Cook and Granatstein are brutes for punishment. Our next catfight involved a double teaming job on Bernard Ostry, the famed Ottawa infighter and no mean man himself in a high-level dictionary battle. Cook did a savage job on The Age Of Mackenzie King, the 22-year-old book by Ostry and Harry Ferns that has been reissued. The main thrust of the Cook piece seemed to be envy that Ostry wore elegant clothes. There was an artful left jab in closing that Ostry, so critical of the devious King, in fact followed his route perfectly—an ambitious lad who went to Ottawa as a humble civil servant, fell in with Liberals, acquired an estate in the Gatineau and gradually took over the country.

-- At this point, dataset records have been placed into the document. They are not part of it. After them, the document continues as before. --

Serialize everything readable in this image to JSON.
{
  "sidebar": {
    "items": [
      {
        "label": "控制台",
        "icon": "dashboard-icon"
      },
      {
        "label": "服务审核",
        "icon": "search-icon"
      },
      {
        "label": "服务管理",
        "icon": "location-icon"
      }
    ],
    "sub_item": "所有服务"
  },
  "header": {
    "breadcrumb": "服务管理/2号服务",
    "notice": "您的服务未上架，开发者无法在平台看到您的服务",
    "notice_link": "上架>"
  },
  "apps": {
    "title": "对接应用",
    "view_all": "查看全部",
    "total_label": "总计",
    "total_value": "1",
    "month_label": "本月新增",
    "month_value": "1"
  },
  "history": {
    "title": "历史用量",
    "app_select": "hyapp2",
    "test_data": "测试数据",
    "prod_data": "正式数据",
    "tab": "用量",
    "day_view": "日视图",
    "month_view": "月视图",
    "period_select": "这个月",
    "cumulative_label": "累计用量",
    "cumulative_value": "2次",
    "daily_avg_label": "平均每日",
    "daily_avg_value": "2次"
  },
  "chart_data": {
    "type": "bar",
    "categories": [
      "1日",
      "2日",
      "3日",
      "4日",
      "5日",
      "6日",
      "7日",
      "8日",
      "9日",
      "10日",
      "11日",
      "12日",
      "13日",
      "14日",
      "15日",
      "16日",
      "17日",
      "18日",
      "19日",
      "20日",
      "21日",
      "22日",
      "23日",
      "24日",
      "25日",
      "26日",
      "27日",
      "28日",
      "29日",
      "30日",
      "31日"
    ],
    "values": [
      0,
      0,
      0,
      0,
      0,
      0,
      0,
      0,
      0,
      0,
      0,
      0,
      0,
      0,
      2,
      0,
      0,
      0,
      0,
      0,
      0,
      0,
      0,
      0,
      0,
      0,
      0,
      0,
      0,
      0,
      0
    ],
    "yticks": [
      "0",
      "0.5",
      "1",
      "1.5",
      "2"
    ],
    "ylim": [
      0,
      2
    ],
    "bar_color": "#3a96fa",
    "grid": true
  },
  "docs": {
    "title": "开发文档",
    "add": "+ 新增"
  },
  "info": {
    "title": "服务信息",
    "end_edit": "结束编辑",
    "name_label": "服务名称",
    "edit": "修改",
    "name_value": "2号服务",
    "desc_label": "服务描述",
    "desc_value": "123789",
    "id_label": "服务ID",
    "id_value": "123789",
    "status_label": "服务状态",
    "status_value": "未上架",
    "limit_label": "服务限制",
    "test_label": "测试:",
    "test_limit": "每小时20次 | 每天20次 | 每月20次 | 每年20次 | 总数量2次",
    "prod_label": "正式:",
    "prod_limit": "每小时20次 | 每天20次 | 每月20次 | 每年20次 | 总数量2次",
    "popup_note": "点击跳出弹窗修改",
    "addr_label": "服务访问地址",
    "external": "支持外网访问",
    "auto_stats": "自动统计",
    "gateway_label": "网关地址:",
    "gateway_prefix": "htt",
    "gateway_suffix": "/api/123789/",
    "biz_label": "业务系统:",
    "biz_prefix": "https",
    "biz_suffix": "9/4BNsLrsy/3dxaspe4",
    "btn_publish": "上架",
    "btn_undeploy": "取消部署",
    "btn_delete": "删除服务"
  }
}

The witty Ostry (if he had not existed, F. Scott Fitzgerald would have had to invent him) does not let the fact he is now head of the National Museums deter him from tossing off the line that King was “on the take until the day he died.” Granatstein promptly attacked, charging there was no proof. Ostry pointed out that the prime minister of 20 years came from a modest family, spent 40 years in public life while being a favorite of such as the Rockefellers, and died a millionaire. How come?

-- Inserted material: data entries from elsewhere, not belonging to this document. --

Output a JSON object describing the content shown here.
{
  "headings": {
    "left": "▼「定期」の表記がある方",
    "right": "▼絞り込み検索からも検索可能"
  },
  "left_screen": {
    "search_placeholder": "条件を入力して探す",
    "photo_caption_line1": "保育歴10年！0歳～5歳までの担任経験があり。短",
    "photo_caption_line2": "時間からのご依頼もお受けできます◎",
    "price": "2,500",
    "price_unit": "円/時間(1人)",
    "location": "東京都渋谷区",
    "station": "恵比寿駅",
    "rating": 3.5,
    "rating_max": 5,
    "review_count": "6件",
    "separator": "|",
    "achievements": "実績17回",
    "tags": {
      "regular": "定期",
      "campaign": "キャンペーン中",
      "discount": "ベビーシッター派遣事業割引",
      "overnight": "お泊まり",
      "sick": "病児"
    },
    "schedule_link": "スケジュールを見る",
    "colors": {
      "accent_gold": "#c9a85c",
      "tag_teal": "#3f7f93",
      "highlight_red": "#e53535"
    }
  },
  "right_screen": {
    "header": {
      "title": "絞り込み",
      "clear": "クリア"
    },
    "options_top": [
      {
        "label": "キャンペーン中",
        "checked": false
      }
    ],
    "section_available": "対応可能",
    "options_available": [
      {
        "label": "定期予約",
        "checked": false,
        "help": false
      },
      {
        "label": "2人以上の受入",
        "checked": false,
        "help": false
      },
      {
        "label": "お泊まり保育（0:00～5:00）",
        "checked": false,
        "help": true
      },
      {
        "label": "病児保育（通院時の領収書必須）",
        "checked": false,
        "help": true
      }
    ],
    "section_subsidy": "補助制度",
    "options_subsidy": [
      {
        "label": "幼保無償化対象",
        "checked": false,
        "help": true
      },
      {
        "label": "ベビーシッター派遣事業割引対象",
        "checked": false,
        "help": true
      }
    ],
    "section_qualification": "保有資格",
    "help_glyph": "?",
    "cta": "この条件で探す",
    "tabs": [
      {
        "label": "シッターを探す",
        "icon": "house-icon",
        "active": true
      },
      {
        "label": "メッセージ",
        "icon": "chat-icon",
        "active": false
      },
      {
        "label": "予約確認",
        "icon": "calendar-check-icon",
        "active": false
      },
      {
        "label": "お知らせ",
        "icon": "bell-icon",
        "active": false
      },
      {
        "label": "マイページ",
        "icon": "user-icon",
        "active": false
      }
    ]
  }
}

The indefatigable Granatstein fought back with mutterings about this reprinted book that he had bought cut rate in 1961; Senator Eugene Forsey attacked the professor for the Meighen goof; publisher James Lorimer attacked him for the reissue slur and at last count Ostry was contacting a man who claimed on a Vancouver hot-line show he had proof King had been a homosexual.

All of this is without mentioning the most artistic surgery of all—the job done by Dalton Camp on the second volume of the Diefenbaker memoirs. It was one of the longest reviews ever allowed any reviewer—more than half a page. For Camp it was obviously a labor of love, for the reader even now a collector’s item.

The word is about that the reason for the long delay in the second volume of Camp’s own work is that he’s going to outwait Dief, hold off until the third and last volume is sealed and then get even. Cook, Granatstein, Ostry, Berton and Stewart of course will be in on the kill for that one, too. We’ll even have to recruit Black. His uppercuts are too good to waste.